Search the data below, and report every line in which "title" occurs.

-- Opening Marker --

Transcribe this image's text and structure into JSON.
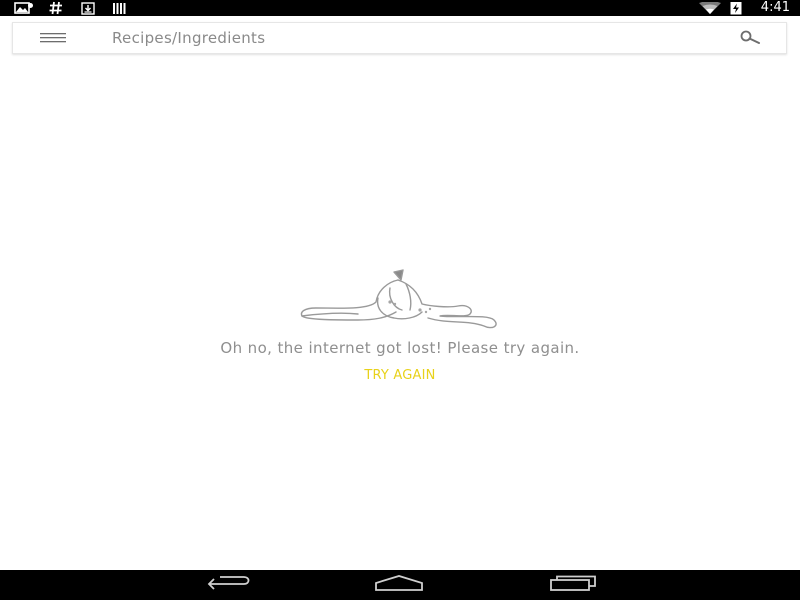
{
  "status_bar": {
    "time": "4:41",
    "icons": [
      "image-notification-icon",
      "hashtag-notification-icon",
      "download-notification-icon",
      "barcode-notification-icon",
      "wifi-icon",
      "battery-charging-icon"
    ]
  },
  "toolbar": {
    "title": "Recipes/Ingredients",
    "menu_icon": "hamburger-menu-icon",
    "search_icon": "search-icon"
  },
  "error_state": {
    "illustration": "banana-peel-illustration",
    "message": "Oh no, the internet got lost! Please try again.",
    "action_label": "TRY AGAIN",
    "action_color": "#e8d21a"
  },
  "nav_bar": {
    "icons": [
      "back-icon",
      "home-icon",
      "recents-icon"
    ]
  }
}
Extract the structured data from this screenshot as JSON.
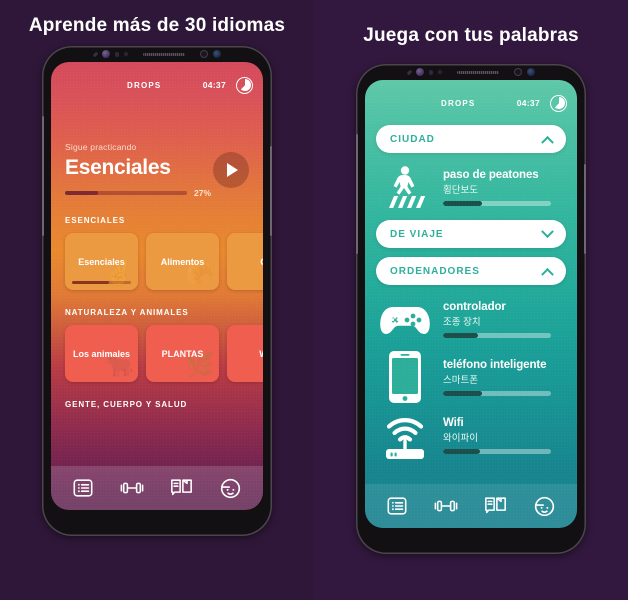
{
  "panels": {
    "left": {
      "headline": "Aprende más de 30 idiomas",
      "app": {
        "brand": "DROPS",
        "timer": "04:37",
        "timer_icon": "timer-ring-icon"
      },
      "hero": {
        "kicker": "Sigue practicando",
        "title": "Esenciales",
        "progress_pct": "27%",
        "progress_value": 27,
        "play_icon": "play-icon"
      },
      "categories": [
        {
          "label": "ESENCIALES",
          "tiles": [
            {
              "title": "Esenciales",
              "color": "#ec9a42",
              "glyph": "✌",
              "progress": 62
            },
            {
              "title": "Alimentos",
              "color": "#ec9a42",
              "glyph": "🥐",
              "progress": 0
            },
            {
              "title": "C",
              "color": "#ec9a42",
              "glyph": "",
              "progress": 0
            }
          ]
        },
        {
          "label": "NATURALEZA Y ANIMALES",
          "tiles": [
            {
              "title": "Los animales",
              "color": "#ef5e4f",
              "glyph": "🐂",
              "progress": 0
            },
            {
              "title": "PLANTAS",
              "color": "#ef5e4f",
              "glyph": "🌿",
              "progress": 0
            },
            {
              "title": "W",
              "color": "#ef5e4f",
              "glyph": "",
              "progress": 0
            }
          ]
        },
        {
          "label": "GENTE, CUERPO Y SALUD",
          "tiles": []
        }
      ],
      "nav": [
        {
          "name": "list-icon",
          "label": "Topics"
        },
        {
          "name": "dumbbell-icon",
          "label": "Practice"
        },
        {
          "name": "dictionary-icon",
          "label": "Dictionary"
        },
        {
          "name": "profile-face-icon",
          "label": "Profile"
        }
      ]
    },
    "right": {
      "headline": "Juega con tus palabras",
      "app": {
        "brand": "DROPS",
        "timer": "04:37",
        "timer_icon": "timer-ring-icon"
      },
      "sections": [
        {
          "label": "CIUDAD",
          "expanded": true,
          "chevron": "chevron-up-icon",
          "words": [
            {
              "es": "paso de peatones",
              "ko": "횡단보도",
              "icon": "crosswalk-icon",
              "progress": 36
            }
          ]
        },
        {
          "label": "DE VIAJE",
          "expanded": false,
          "chevron": "chevron-down-icon",
          "words": []
        },
        {
          "label": "ORDENADORES",
          "expanded": true,
          "chevron": "chevron-up-icon",
          "words": [
            {
              "es": "controlador",
              "ko": "조종 장치",
              "icon": "gamepad-icon",
              "progress": 32
            },
            {
              "es": "teléfono inteligente",
              "ko": "스마트폰",
              "icon": "smartphone-icon",
              "progress": 36
            },
            {
              "es": "Wifi",
              "ko": "와이파이",
              "icon": "wifi-router-icon",
              "progress": 34
            }
          ]
        }
      ],
      "nav": [
        {
          "name": "list-icon",
          "label": "Topics"
        },
        {
          "name": "dumbbell-icon",
          "label": "Practice"
        },
        {
          "name": "dictionary-icon",
          "label": "Dictionary"
        },
        {
          "name": "profile-face-icon",
          "label": "Profile"
        }
      ]
    }
  },
  "colors": {
    "background": "#30173c",
    "warm_top": "#d44a5c",
    "warm_mid": "#e98a2d",
    "warm_bottom": "#5b1e4c",
    "cool_top": "#5fc8a8",
    "cool_bottom": "#17808d",
    "accent_teal": "#2eaf9b",
    "tile_orange": "#ec9a42",
    "tile_red": "#ef5e4f"
  }
}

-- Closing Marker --

**ANSWER FOR THIS EXERCISE:**
    "title": "Recipes/Ingredients",
        "title": "Esenciales",
              "title": "Esenciales",
              "title": "Alimentos",
              "title": "C",
              "title": "Los animales",
              "title": "PLANTAS",
              "title": "W",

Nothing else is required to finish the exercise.